** Input **
▽

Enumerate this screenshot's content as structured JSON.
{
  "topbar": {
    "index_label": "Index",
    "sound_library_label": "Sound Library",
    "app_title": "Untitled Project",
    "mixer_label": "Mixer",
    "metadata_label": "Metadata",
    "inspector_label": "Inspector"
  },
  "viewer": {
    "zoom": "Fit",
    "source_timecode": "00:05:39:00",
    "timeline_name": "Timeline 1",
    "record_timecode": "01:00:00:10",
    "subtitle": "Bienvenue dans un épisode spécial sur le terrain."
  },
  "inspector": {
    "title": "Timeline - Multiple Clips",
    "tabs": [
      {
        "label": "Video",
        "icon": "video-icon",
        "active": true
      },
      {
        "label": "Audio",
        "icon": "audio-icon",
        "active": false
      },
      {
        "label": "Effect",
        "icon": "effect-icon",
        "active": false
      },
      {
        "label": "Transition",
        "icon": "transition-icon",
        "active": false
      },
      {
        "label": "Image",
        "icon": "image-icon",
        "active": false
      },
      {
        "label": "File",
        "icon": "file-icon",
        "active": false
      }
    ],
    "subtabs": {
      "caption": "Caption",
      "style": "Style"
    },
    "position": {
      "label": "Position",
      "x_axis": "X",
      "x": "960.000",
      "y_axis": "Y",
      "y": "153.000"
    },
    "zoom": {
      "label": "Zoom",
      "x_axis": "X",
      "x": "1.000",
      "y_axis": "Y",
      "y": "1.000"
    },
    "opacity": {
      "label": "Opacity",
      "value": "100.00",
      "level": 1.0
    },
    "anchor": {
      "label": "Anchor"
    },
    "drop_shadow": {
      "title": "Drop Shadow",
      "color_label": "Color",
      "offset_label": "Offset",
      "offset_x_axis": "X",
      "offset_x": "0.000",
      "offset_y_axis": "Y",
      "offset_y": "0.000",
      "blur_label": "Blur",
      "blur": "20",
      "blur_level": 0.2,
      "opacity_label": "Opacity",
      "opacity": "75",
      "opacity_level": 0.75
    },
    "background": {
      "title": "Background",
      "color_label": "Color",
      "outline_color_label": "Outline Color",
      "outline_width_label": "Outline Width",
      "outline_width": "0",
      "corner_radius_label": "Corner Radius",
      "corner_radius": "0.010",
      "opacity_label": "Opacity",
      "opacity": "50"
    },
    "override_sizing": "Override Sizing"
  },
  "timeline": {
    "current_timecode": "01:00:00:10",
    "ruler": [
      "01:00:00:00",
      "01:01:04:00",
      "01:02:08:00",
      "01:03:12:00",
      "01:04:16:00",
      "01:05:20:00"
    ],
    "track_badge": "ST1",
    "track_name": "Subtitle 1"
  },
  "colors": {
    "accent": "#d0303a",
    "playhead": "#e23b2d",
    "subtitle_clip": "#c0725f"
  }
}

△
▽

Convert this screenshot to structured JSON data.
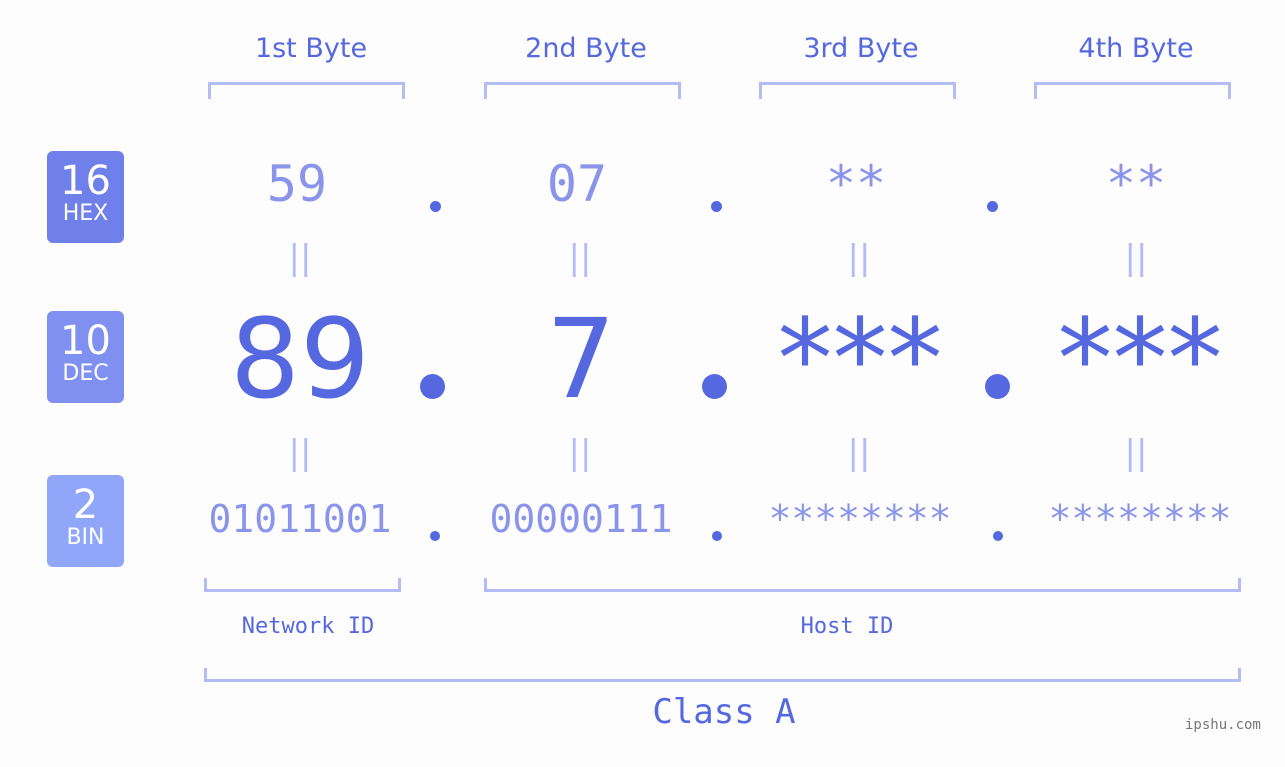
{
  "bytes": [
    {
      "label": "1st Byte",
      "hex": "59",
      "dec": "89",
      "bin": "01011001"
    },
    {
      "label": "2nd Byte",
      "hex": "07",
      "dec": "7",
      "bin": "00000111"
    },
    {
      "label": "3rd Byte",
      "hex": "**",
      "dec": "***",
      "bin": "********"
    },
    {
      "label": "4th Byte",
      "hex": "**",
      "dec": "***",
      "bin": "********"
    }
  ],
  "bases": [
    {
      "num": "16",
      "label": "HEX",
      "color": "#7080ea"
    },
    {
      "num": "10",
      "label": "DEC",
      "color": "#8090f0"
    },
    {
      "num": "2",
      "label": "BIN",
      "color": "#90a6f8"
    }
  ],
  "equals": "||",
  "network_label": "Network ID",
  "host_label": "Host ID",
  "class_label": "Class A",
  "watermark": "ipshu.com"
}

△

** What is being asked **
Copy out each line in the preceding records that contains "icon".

** Output **
        "icon": "video-icon",
        "icon": "audio-icon",
        "icon": "effect-icon",
        "icon": "transition-icon",
        "icon": "image-icon",
        "icon": "file-icon",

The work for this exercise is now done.